During the past few years, Ohio's rate of job destruction has been moving up, closer to the national average.  This may be a promising sign that Ohio's labor market is moving toward a more dynamic state.  However, we still need to see rates of job creation move higher before our state's economy becomes dynamic enough to sustain healthy growth.        

            What can be done to encourage a more dynamic economy?  One critical thing we need to do is to improve the levels of educational achievement in Ohio.  A growing body of research suggests that education is a key component of an area's economic growth prospects.  This is not hard to understand, especially in a global economy which seems to put an increasing premium on highly skilled workers. 

 

What is perhaps surprising, however, is that this is not a recent phenomenon or an outgrowth of the computer age.  As a matter of fact, in a recent research project, economists at the Federal Reserve Bank of Cleveland considered a number of factors that might explain differences in the relative income levels among the states in our country.  They found that the best predictor of a state's relative income position is its so-called "stock of productive knowledge," as measured by levels of educational attainment and patents, and that this has been the best predictor since the 1940s. 

 

Back then, differences in high-school graduation rates were a key driver of differences in income levels across the states, and Ohio ranked 19th in the country in high school completion.  We also tended to produce significantly more patents per person than the national average-about one and a half times more.  Since the 1960s, however, Ohio's patents per person have declined to about the national average.   

 

Ohio also does not fare very well in the measure of educational attainment that matters most today-college graduation rates.  In this category, Ohio ranks 39th out of the 50 states in the share of its residents who have earned baccalaureate degrees.  Not surprisingly, just as Ohio's patent production and educational attainment have failed to keep pace with most of the country, Ohio's per capita income-which was once above the national average-has also not kept pace with the national average for more than two decades now.

 

It is very interesting to know that some of the challenges we are facing in Ohio are very similar to those facing policymakers in Italy.  Even today, in 2006, only about 11 percent of Italians hold college degrees.  Italian officials I have met with said that they were envious of the education attainment in our country, where about 28 percent of the adult population has a college degree. 

 

All of us want to build a sound foundation for future economic prosperity.  I believe that one of the most promising ways to do that is to create a civic culture that supports education.  I am proud to be a part of a statewide group -- the Ohio Business Alliance for Higher Education and the Economy - that is working to increase the strategic role of our colleges and universities in contributing to Ohio's economic growth.

 

As we look ahead, our prospects for building a stronger regional economy will depend on our commitment to invest in intellectual capital.  The knowledge base of our students and the technological skills of our workers will be critical for our future prosperity.   I am convinced that the investments we make in education today-if other conditions are right-will serve as a springboard for economic growth tomorrow. 

 

I am confident that our region has a solid foundation for future growth for several reasons:

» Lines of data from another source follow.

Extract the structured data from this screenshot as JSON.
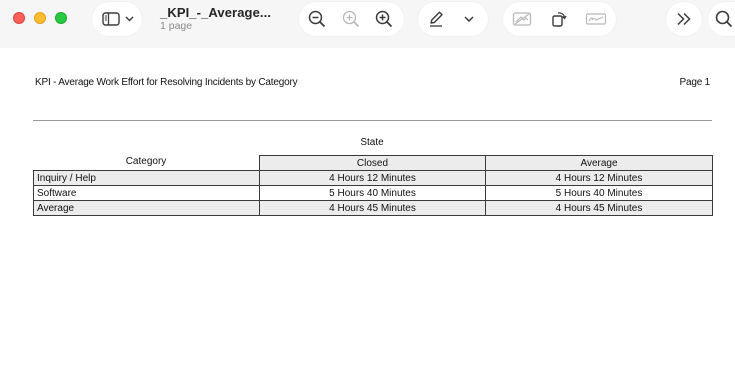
{
  "window": {
    "title": "_KPI_-_Average...",
    "subtitle": "1 page"
  },
  "toolbar": {
    "sidebar_toggle_icon": "sidebar-icon",
    "zoom_out_icon": "zoom-out-icon",
    "actual_size_icon": "zoom-actual-icon",
    "zoom_in_icon": "zoom-in-icon",
    "markup_icon": "pen-icon",
    "markup_menu_icon": "chevron-down-icon",
    "redact_icon": "redact-icon",
    "rotate_icon": "rotate-icon",
    "sign_icon": "signature-icon",
    "more_icon": "double-chevron-right-icon",
    "search_icon": "search-icon"
  },
  "document": {
    "report_title": "KPI - Average Work Effort for Resolving Incidents by Category",
    "page_label": "Page 1",
    "group_label": "State",
    "columns": [
      "Category",
      "Closed",
      "Average"
    ],
    "rows": [
      {
        "category": "Inquiry / Help",
        "closed": "4 Hours 12 Minutes",
        "average": "4 Hours 12 Minutes"
      },
      {
        "category": "Software",
        "closed": "5 Hours 40 Minutes",
        "average": "5 Hours 40 Minutes"
      },
      {
        "category": "Average",
        "closed": "4 Hours 45 Minutes",
        "average": "4 Hours 45 Minutes"
      }
    ]
  }
}
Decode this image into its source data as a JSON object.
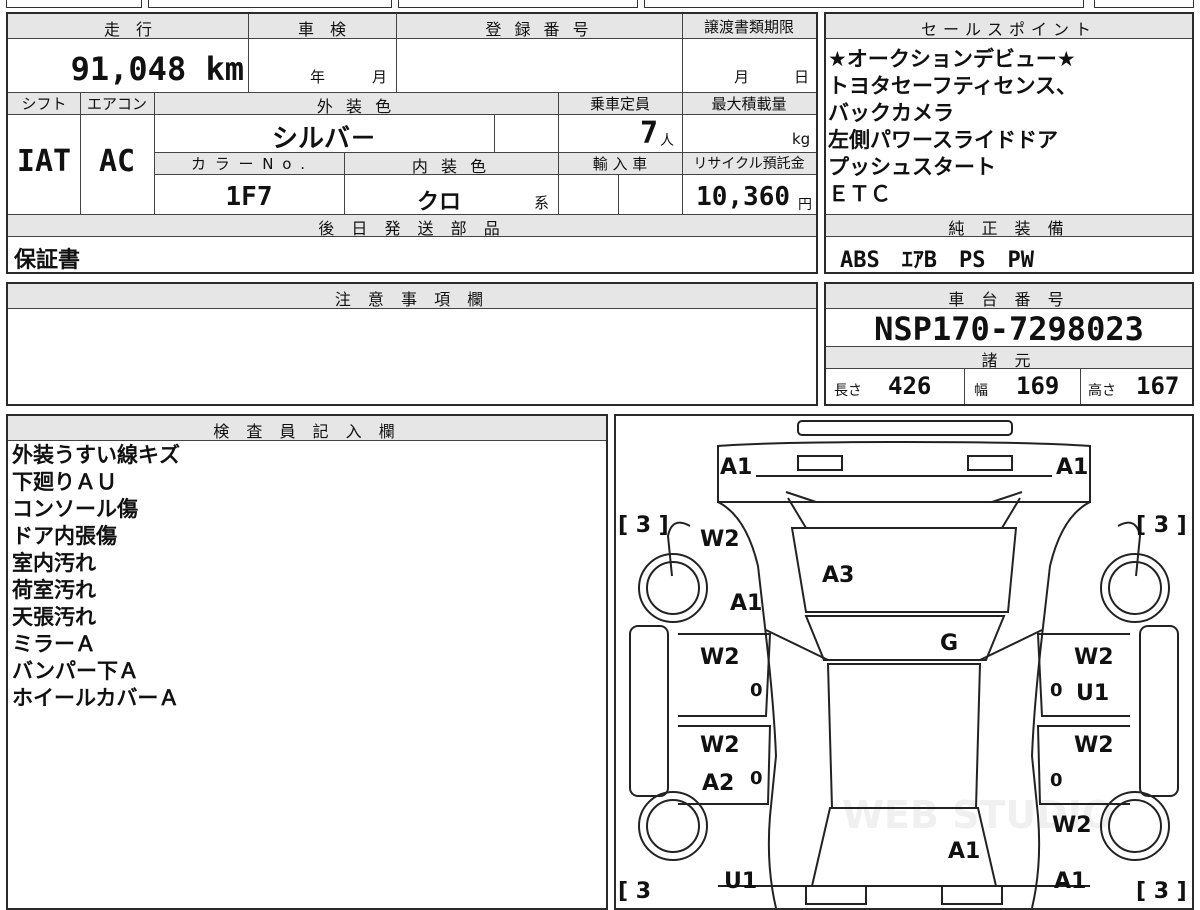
{
  "vehicle_info": {
    "mileage_header": "走　行",
    "mileage_value": "91,048",
    "mileage_unit": "km",
    "inspection_header": "車　検",
    "inspection_year": "年",
    "inspection_month": "月",
    "registration_header": "登 録 番 号",
    "transfer_header": "譲渡書類期限",
    "transfer_month": "月",
    "transfer_day": "日",
    "shift_header": "シフト",
    "shift_value": "IAT",
    "ac_header": "エアコン",
    "ac_value": "AC",
    "exterior_color_header": "外 装 色",
    "exterior_color_value": "シルバ－",
    "capacity_header": "乗車定員",
    "capacity_value": "7",
    "capacity_unit": "人",
    "max_load_header": "最大積載量",
    "max_load_unit": "kg",
    "color_no_header": "カ ラ ー N o .",
    "color_no_value": "1F7",
    "interior_color_header": "内 装 色",
    "interior_color_value": "クロ",
    "interior_color_suffix": "系",
    "import_header": "輸 入 車",
    "recycle_header": "リサイクル預託金",
    "recycle_value": "10,360",
    "recycle_unit": "円",
    "later_parts_header": "後 日 発 送 部 品",
    "later_parts_value": "保証書"
  },
  "sales_points": {
    "header": "セールスポイント",
    "lines": [
      "★オークションデビュー★",
      "トヨタセーフティセンス、",
      "バックカメラ",
      "左側パワースライドドア",
      "プッシュスタート",
      "ＥＴＣ"
    ]
  },
  "standard_equipment": {
    "header": "純 正 装 備",
    "value": "ABS　ｴｱB　PS　PW"
  },
  "notes": {
    "header": "注 意 事 項 欄",
    "value": ""
  },
  "chassis": {
    "header": "車 台 番 号",
    "value": "NSP170-7298023"
  },
  "specs": {
    "header": "諸 元",
    "length_label": "長さ",
    "length_value": "426",
    "width_label": "幅",
    "width_value": "169",
    "height_label": "高さ",
    "height_value": "167"
  },
  "inspector": {
    "header": "検 査 員 記 入 欄",
    "lines": [
      "外装うすい線キズ",
      "下廻りＡＵ",
      "コンソール傷",
      "ドア内張傷",
      "室内汚れ",
      "荷室汚れ",
      "天張汚れ",
      "ミラーＡ",
      "バンパー下Ａ",
      "ホイールカバーＡ"
    ]
  },
  "diagram": {
    "codes": {
      "front_left": "A1",
      "front_right": "A1",
      "bracket_fl": "[ 3 ]",
      "bracket_fr": "[ 3 ]",
      "bracket_rl": "[ 3",
      "bracket_rr": "[ 3 ]",
      "left_fender_w": "W2",
      "left_fender_a": "A1",
      "hood": "A3",
      "windshield": "G",
      "left_front_door": "W2",
      "left_front_door_zero": "0",
      "right_front_door": "W2",
      "right_front_door_zero": "0",
      "right_front_door_u": "U1",
      "left_rear_door_w": "W2",
      "left_rear_door_a": "A2",
      "left_rear_door_zero": "0",
      "right_rear_door": "W2",
      "right_rear_door_zero": "0",
      "right_quarter": "W2",
      "roof_rear": "A1",
      "rear_left": "U1",
      "rear_right": "A1"
    },
    "watermark": "WEB STUDIO"
  }
}
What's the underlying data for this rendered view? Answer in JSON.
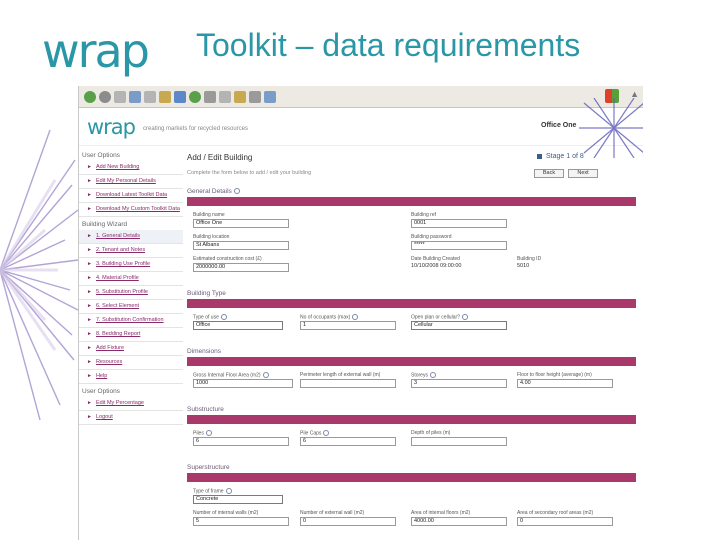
{
  "slide": {
    "title": "Toolkit – data requirements",
    "logo_text": "wrap"
  },
  "app": {
    "logo_text": "wrap",
    "tagline": "creating markets for recycled resources",
    "building_name": "Office One"
  },
  "sidebar": {
    "sections": [
      {
        "heading": "User Options",
        "items": [
          {
            "label": "Add New Building"
          },
          {
            "label": "Edit My Personal Details"
          },
          {
            "label": "Download Latest Toolkit Data"
          },
          {
            "label": "Download My Custom Toolkit Data"
          }
        ]
      },
      {
        "heading": "Building Wizard",
        "items": [
          {
            "label": "1. General Details",
            "active": true
          },
          {
            "label": "2. Tenant and Notes"
          },
          {
            "label": "3. Building Use Profile"
          },
          {
            "label": "4. Material Profile"
          },
          {
            "label": "5. Substitution Profile"
          },
          {
            "label": "6. Select Element"
          },
          {
            "label": "7. Substitution Confirmation"
          },
          {
            "label": "8. Bedding Report"
          },
          {
            "label": "Add Fixture"
          },
          {
            "label": "Resources"
          },
          {
            "label": "Help"
          }
        ]
      },
      {
        "heading": "User Options",
        "items": [
          {
            "label": "Edit My Percentage"
          },
          {
            "label": "Logout"
          }
        ]
      }
    ]
  },
  "main": {
    "title": "Add / Edit Building",
    "stage": "Stage 1 of 8",
    "instructions": "Complete the form below to add / edit your building",
    "back_label": "Back",
    "next_label": "Next",
    "sections": {
      "general": "General Details",
      "building_type": "Building Type",
      "dimensions": "Dimensions",
      "substructure": "Substructure",
      "superstructure": "Superstructure"
    },
    "general": {
      "building_name_label": "Building name",
      "building_name": "Office One",
      "building_ref_label": "Building ref",
      "building_ref": "0001",
      "building_location_label": "Building location",
      "building_location": "St Albans",
      "building_password_label": "Building password",
      "building_password": "*****",
      "project_value_label": "Estimated construction cost (£)",
      "project_value": "2000000.00",
      "date_created_label": "Date Building Created",
      "date_created": "10/10/2008 09:00:00",
      "building_id_label": "Building ID",
      "building_id": "5010"
    },
    "building_type": {
      "type_label": "Type of use",
      "type_value": "Office",
      "occupants_label": "No of occupants (max)",
      "occupants_value": "1",
      "open_plan_label": "Open plan or cellular?",
      "open_plan_value": "Cellular"
    },
    "dimensions": {
      "gifa_label": "Gross Internal Floor Area (m2)",
      "gifa_value": "1000",
      "perimeter_label": "Perimeter length of external wall (m)",
      "perimeter_value": "",
      "storeys_label": "Storeys",
      "storeys_value": "3",
      "floor_height_label": "Floor to floor height (average) (m)",
      "floor_height_value": "4.00"
    },
    "substructure": {
      "piles_label": "Piles",
      "piles_value": "6",
      "pile_caps_label": "Pile Caps",
      "pile_caps_value": "6",
      "pile_depth_label": "Depth of piles (m)",
      "pile_depth_value": ""
    },
    "superstructure": {
      "frame_label": "Type of frame",
      "frame_value": "Concrete",
      "int_walls_label": "Number of internal walls (m2)",
      "int_walls_value": "5",
      "ext_walls_label": "Number of external wall (m2)",
      "ext_walls_value": "0",
      "ext_floors_label": "Area of internal floors (m2)",
      "ext_floors_value": "4000.00",
      "roofs_label": "Area of secondary roof areas (m2)",
      "roofs_value": "0"
    }
  },
  "colors": {
    "accent": "#2a97a6",
    "section_bar": "#a8396a",
    "link": "#8a2a6a"
  }
}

We have a wealth of established companies and a promising array of emerging technology firms.

We have a large concentration of financial expertise and legal talent.

We have fine public and private universities, such as John Carroll, and an outstanding health-care sector.

We have outstanding natural and cultural resources.

Most important, we have talented, committed people who enjoy living and working here.

Conclusion

I hope that I have offered you a bit more insight on the Federal Reserve System, the Federal Open Market Committee and the Northeast Ohio economy.